■ **EXERCISE GOAL**
From the data below, return each line in which the string "kind" is found.

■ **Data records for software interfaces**
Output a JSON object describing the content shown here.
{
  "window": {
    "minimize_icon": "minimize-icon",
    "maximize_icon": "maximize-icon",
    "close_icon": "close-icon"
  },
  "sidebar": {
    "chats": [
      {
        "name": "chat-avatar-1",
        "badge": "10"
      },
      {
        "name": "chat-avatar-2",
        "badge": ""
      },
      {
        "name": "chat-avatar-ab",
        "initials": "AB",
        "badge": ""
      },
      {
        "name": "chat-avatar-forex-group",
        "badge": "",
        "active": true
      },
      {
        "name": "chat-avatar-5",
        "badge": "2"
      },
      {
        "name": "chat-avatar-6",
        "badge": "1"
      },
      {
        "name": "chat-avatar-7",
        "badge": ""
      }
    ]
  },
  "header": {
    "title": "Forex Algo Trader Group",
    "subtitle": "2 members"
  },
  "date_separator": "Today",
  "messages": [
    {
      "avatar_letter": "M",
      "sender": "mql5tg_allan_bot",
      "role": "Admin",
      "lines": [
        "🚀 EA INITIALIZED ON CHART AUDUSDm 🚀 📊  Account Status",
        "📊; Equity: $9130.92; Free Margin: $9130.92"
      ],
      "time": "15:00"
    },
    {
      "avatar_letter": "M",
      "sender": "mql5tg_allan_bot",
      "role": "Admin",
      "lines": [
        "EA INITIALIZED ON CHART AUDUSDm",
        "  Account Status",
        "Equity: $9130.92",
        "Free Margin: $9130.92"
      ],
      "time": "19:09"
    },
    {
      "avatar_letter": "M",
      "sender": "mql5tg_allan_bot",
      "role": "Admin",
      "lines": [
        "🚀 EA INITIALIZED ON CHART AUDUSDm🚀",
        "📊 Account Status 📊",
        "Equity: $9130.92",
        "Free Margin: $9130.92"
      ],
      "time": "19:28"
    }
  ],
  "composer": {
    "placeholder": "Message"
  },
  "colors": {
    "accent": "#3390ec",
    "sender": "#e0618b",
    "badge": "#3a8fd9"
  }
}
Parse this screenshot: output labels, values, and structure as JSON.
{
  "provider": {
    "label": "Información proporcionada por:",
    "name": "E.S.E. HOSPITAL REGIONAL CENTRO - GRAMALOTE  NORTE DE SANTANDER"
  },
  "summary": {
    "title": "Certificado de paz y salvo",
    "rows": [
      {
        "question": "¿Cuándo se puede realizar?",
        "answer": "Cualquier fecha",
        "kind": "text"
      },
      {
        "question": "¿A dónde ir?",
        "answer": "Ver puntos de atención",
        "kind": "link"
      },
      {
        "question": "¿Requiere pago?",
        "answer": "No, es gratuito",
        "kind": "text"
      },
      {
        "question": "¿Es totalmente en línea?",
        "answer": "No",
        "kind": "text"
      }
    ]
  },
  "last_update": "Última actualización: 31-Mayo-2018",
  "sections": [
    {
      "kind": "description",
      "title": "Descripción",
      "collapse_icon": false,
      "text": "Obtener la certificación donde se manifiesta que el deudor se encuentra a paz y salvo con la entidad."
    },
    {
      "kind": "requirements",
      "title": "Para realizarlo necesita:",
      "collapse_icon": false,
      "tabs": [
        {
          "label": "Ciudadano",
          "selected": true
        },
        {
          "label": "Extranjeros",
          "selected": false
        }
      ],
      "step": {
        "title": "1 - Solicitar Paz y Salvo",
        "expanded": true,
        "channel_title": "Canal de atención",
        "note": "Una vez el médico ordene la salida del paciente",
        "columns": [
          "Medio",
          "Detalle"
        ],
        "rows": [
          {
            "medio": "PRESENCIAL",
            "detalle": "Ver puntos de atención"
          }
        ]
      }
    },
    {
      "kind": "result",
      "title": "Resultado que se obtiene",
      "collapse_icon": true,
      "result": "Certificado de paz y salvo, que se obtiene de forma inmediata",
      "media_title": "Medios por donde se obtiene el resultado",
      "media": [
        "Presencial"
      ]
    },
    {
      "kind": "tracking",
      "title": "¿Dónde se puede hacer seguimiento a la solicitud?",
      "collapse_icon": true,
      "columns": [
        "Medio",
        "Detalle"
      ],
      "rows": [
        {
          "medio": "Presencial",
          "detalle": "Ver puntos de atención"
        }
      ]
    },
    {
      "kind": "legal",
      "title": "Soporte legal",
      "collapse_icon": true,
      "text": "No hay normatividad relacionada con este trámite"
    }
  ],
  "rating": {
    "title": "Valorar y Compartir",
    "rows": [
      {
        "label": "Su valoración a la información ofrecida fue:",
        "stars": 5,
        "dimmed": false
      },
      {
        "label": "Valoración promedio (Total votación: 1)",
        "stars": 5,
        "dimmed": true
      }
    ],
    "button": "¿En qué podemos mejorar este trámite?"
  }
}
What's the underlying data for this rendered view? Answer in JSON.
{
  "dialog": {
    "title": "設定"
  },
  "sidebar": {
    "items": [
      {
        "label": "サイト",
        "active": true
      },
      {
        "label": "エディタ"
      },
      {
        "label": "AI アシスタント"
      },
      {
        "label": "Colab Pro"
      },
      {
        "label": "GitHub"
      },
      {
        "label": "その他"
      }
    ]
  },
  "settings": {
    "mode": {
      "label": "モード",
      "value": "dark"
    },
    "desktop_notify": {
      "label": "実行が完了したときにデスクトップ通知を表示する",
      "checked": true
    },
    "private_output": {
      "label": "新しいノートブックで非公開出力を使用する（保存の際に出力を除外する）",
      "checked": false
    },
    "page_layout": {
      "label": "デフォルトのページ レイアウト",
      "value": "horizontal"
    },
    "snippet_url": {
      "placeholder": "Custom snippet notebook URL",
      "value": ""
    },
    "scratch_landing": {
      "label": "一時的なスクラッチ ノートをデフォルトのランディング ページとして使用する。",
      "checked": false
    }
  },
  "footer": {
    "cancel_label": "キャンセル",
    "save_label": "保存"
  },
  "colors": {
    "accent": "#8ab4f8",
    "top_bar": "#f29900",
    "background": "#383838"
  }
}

■ **SOLUTION FOR THIS TASK**
        "kind": "text"
        "kind": "link"
        "kind": "text"
        "kind": "text"
      "kind": "description",
      "kind": "requirements",
      "kind": "result",
      "kind": "tracking",
      "kind": "legal",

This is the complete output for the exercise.